We headed back home shortly after, and like in the musical Come From Away where the locals start cleaning up as soon as the visitors leave, Dad and I started taking down the fortress and emptying the nest of leaves and down. We actually found another egg that never hatched, which is sad, but considering 11/13 made it and we were worried none would, I’m satisfied.
The truth is, Corina and those eggs would have never survived without my dad and I. If we didn’t have cameras set up and built walls around her, the raccoons would have done a lot more damage. She is lucky we were so open to this experience and that it happened during a pandemic where we had nothing better to do than check cameras at 4am. Sheltering a mother duck was very stressful and I don’t think we want to do it again, but now we get this fun story to tell and I got to hold a duckling, so it all worked out. I will miss Corina, though.
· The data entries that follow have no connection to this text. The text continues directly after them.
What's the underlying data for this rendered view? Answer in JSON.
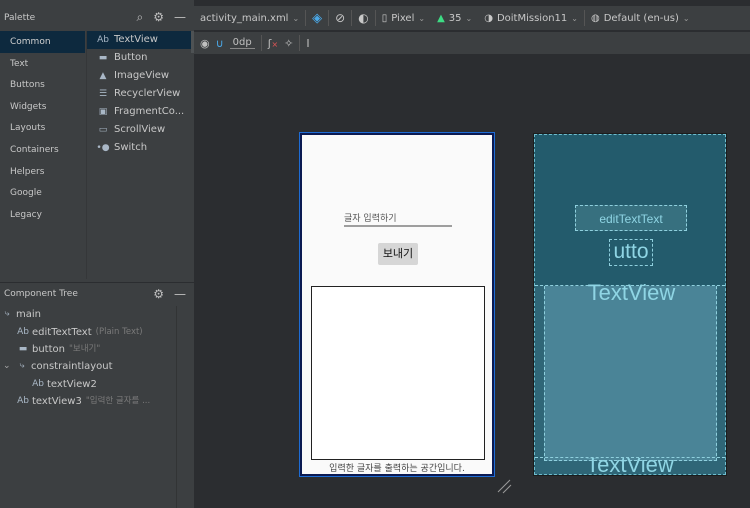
{
  "palette": {
    "title": "Palette",
    "categories": [
      "Common",
      "Text",
      "Buttons",
      "Widgets",
      "Layouts",
      "Containers",
      "Helpers",
      "Google",
      "Legacy"
    ],
    "selected_category": "Common",
    "widgets": [
      {
        "icon": "Ab",
        "label": "TextView"
      },
      {
        "icon": "▬",
        "label": "Button"
      },
      {
        "icon": "▲",
        "label": "ImageView"
      },
      {
        "icon": "☰",
        "label": "RecyclerView"
      },
      {
        "icon": "▣",
        "label": "FragmentCo..."
      },
      {
        "icon": "▭",
        "label": "ScrollView"
      },
      {
        "icon": "•●",
        "label": "Switch"
      }
    ]
  },
  "component_tree": {
    "title": "Component Tree",
    "nodes": [
      {
        "icon": "⤷",
        "label": "main",
        "hint": ""
      },
      {
        "icon": "Ab",
        "label": "editTextText",
        "hint": "(Plain Text)"
      },
      {
        "icon": "▬",
        "label": "button",
        "hint": "\"보내기\""
      },
      {
        "icon": "⤷",
        "label": "constraintlayout",
        "hint": ""
      },
      {
        "icon": "Ab",
        "label": "textView2",
        "hint": ""
      },
      {
        "icon": "Ab",
        "label": "textView3",
        "hint": "\"입력한 글자를 ..."
      }
    ]
  },
  "toolbar": {
    "file": "activity_main.xml",
    "device": "Pixel",
    "api": "35",
    "theme": "DoitMission11",
    "locale": "Default (en-us)",
    "margin": "0dp"
  },
  "design": {
    "edit_hint": "글자 입력하기",
    "button_label": "보내기",
    "footer_text": "입력한 글자를 출력하는 공간입니다."
  },
  "blueprint": {
    "edit_label": "editTextText",
    "button_label": "utto",
    "textview_label": "TextView",
    "textview3_label": "TextView"
  },
  "colors": {
    "selection": "#0d293e",
    "blueprint_bg": "#235b6c",
    "blueprint_text": "#8fd5e4"
  }
}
Anyway, that’s it! That’s our 38 day-long adventure in sheltering a duck. I know this post is long but it was such a huge part of our life recently and I wanted to share every detail!
That’s all for now! (Quack!)